Collected data entries:
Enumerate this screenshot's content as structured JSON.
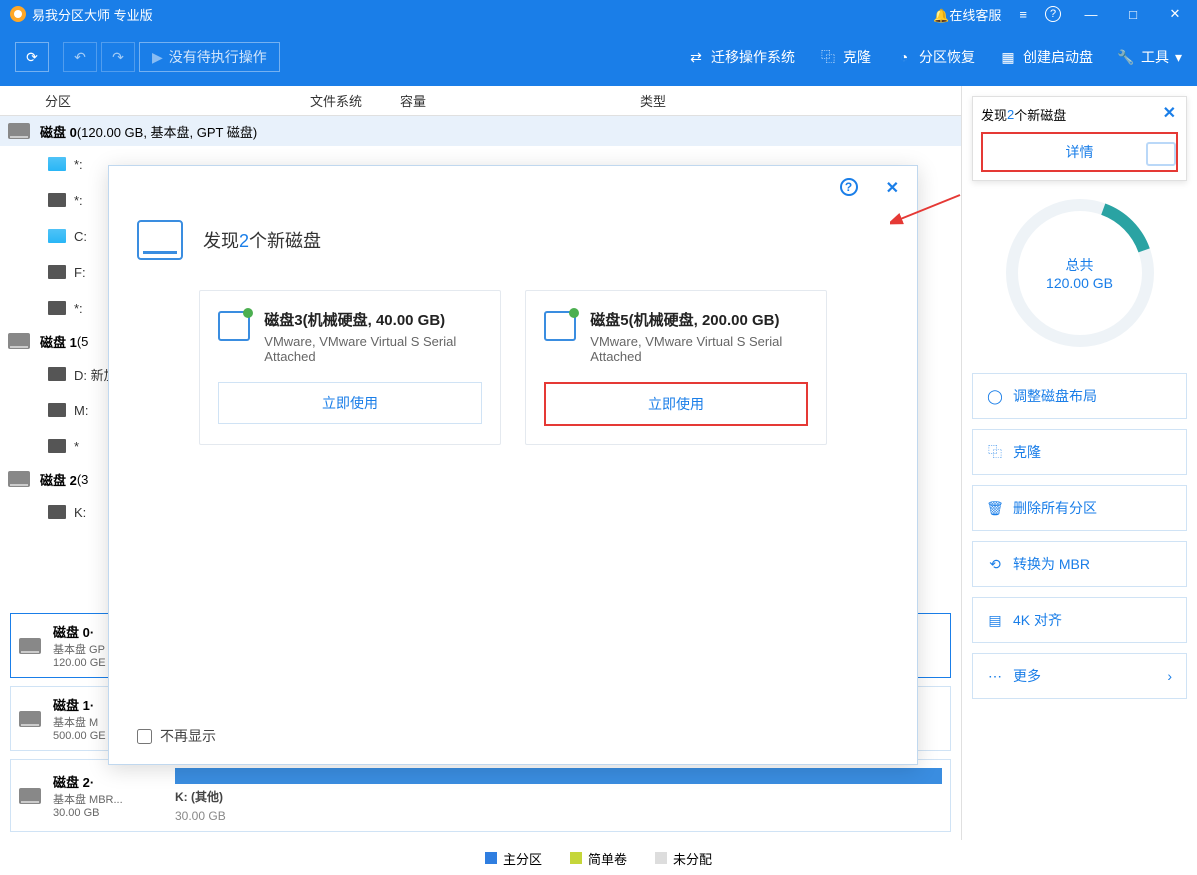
{
  "titlebar": {
    "title": "易我分区大师 专业版",
    "online_service": "在线客服",
    "menu_icon": "≡",
    "help_icon": "?",
    "min_icon": "—",
    "max_icon": "□",
    "close_icon": "✕"
  },
  "toolbar": {
    "refresh_icon": "⟳",
    "undo_icon": "↶",
    "redo_icon": "↷",
    "play_icon": "▶",
    "pending": "没有待执行操作",
    "migrate_os": "迁移操作系统",
    "clone": "克隆",
    "recover": "分区恢复",
    "create_boot": "创建启动盘",
    "tools": "工具",
    "tools_chev": "▾"
  },
  "table_headers": {
    "partition": "分区",
    "filesystem": "文件系统",
    "capacity": "容量",
    "type": "类型"
  },
  "disk0": {
    "header_label": "磁盘 0",
    "header_detail": " (120.00 GB, 基本盘, GPT 磁盘)",
    "parts": [
      "*:",
      "*:",
      "C:",
      "F:",
      "*:"
    ]
  },
  "disk1": {
    "header_label": "磁盘 1",
    "header_detail": " (5",
    "parts": [
      "D: 新加",
      "M:",
      "*"
    ]
  },
  "disk2": {
    "header_label": "磁盘 2",
    "header_detail": " (3",
    "parts": [
      "K:"
    ]
  },
  "cards": [
    {
      "name": "磁盘 0·",
      "sub": "基本盘 GP",
      "size": "120.00 GE"
    },
    {
      "name": "磁盘 1·",
      "sub": "基本盘 M",
      "size": "500.00 GE"
    },
    {
      "name": "磁盘 2·",
      "sub": "基本盘 MBR...",
      "size": "30.00 GB",
      "label": "K: (其他)",
      "label2": "30.00 GB"
    }
  ],
  "legend": {
    "primary": "主分区",
    "simple": "简单卷",
    "unalloc": "未分配"
  },
  "rp": {
    "notify_prefix": "发现",
    "notify_count": "2",
    "notify_suffix": "个新磁盘",
    "detail_btn": "详情",
    "total_label": "总共",
    "total_value": "120.00 GB",
    "actions": {
      "adjust": "调整磁盘布局",
      "clone": "克隆",
      "delete_all": "删除所有分区",
      "convert": "转换为 MBR",
      "align": "4K 对齐",
      "more": "更多",
      "more_chev": "›"
    }
  },
  "modal": {
    "help_icon": "?",
    "close_icon": "✕",
    "title_prefix": "发现",
    "title_count": "2",
    "title_suffix": "个新磁盘",
    "disk3": {
      "name": "磁盘3(机械硬盘, 40.00 GB)",
      "sub": "VMware,  VMware Virtual S Serial Attached",
      "btn": "立即使用"
    },
    "disk5": {
      "name": "磁盘5(机械硬盘, 200.00 GB)",
      "sub": "VMware,  VMware Virtual S Serial Attached",
      "btn": "立即使用"
    },
    "dont_show": "不再显示"
  }
}
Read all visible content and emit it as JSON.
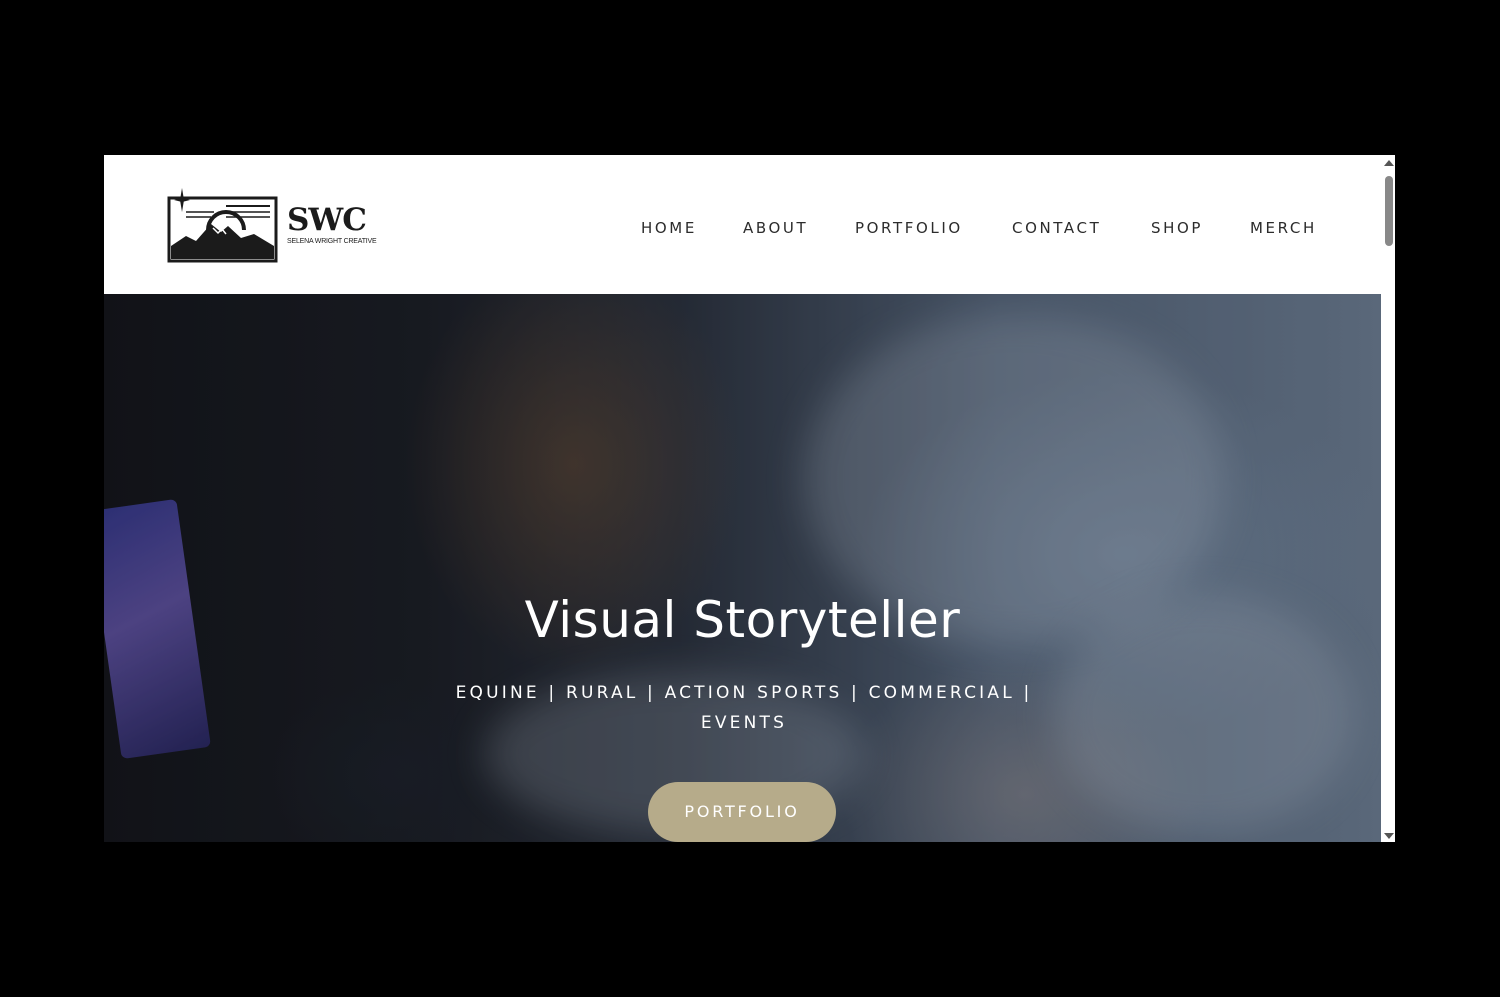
{
  "site": {
    "logo": {
      "wordmark": "SWC",
      "subtitle": "SELENA WRIGHT CREATIVE"
    },
    "nav": [
      {
        "label": "HOME"
      },
      {
        "label": "ABOUT"
      },
      {
        "label": "PORTFOLIO"
      },
      {
        "label": "CONTACT"
      },
      {
        "label": "SHOP"
      },
      {
        "label": "MERCH"
      }
    ]
  },
  "hero": {
    "title": "Visual Storyteller",
    "subtitle": "EQUINE | RURAL | ACTION SPORTS | COMMERCIAL | EVENTS",
    "cta_label": "PORTFOLIO",
    "cta_color": "#b6ab8a"
  },
  "icons": {
    "logo_mark": "mountain-emblem-icon",
    "scroll_up": "chevron-up-icon",
    "scroll_down": "chevron-down-icon"
  }
}
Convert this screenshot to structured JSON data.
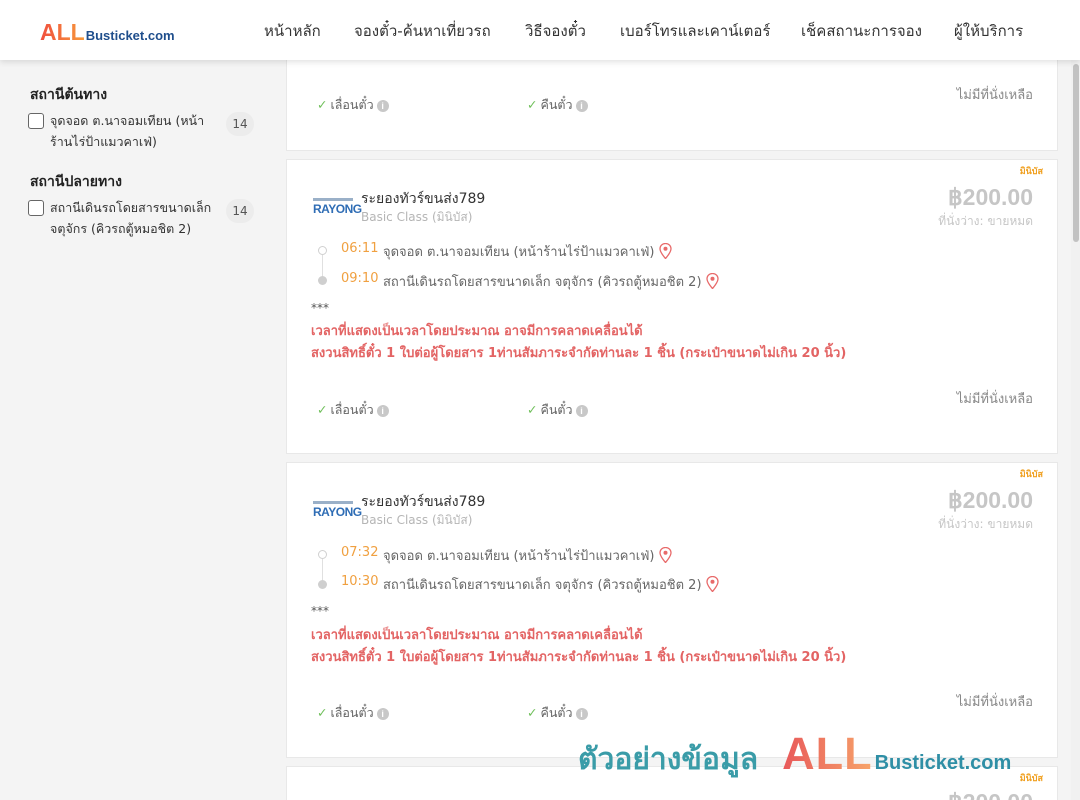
{
  "header": {
    "logo_all": "ALL",
    "logo_rest": "Busticket.com",
    "nav": [
      "หน้าหลัก",
      "จองตั๋ว-ค้นหาเที่ยวรถ",
      "วิธีจองตั๋ว",
      "เบอร์โทรและเคาน์เตอร์",
      "เช็คสถานะการจอง",
      "ผู้ให้บริการ"
    ]
  },
  "sidebar": {
    "origin_heading": "สถานีต้นทาง",
    "origin_label": "จุดจอด ต.นาจอมเทียน (หน้าร้านไร่ป้าแมวคาเฟ่)",
    "origin_count": "14",
    "dest_heading": "สถานีปลายทาง",
    "dest_label": "สถานีเดินรถโดยสารขนาดเล็ก จตุจักร (คิวรถตู้หมอชิต 2)",
    "dest_count": "14"
  },
  "common": {
    "badge": "มินิบัส",
    "operator_logo": "RAYONG",
    "operator": "ระยองทัวร์ขนส่ง789",
    "class": "Basic Class (มินิบัส)",
    "price": "฿200.00",
    "seats": "ที่นั่งว่าง: ขายหมด",
    "from_stop": "จุดจอด ต.นาจอมเทียน (หน้าร้านไร่ป้าแมวคาเฟ่)",
    "to_stop": "สถานีเดินรถโดยสารขนาดเล็ก จตุจักร (คิวรถตู้หมอชิต 2)",
    "stars": "***",
    "note1": "เวลาที่แสดงเป็นเวลาโดยประมาณ อาจมีการคลาดเคลื่อนได้",
    "note2": "สงวนสิทธิ์ตั๋ว 1 ใบต่อผู้โดยสาร 1ท่านสัมภาระจำกัดท่านละ 1 ชิ้น (กระเป๋าขนาดไม่เกิน 20 นิ้ว)",
    "reschedule": "เลื่อนตั๋ว",
    "refund": "คืนตั๋ว",
    "no_seat": "ไม่มีที่นั่งเหลือ"
  },
  "trips": [
    {
      "depart": "06:11",
      "arrive": "09:10"
    },
    {
      "depart": "07:32",
      "arrive": "10:30"
    }
  ],
  "partial_price": "฿200.00",
  "watermark": {
    "thai": "ตัวอย่างข้อมูล",
    "all": "ALL",
    "rest": "Busticket.com"
  }
}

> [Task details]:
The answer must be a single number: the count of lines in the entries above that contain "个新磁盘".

> [Written solution]:
2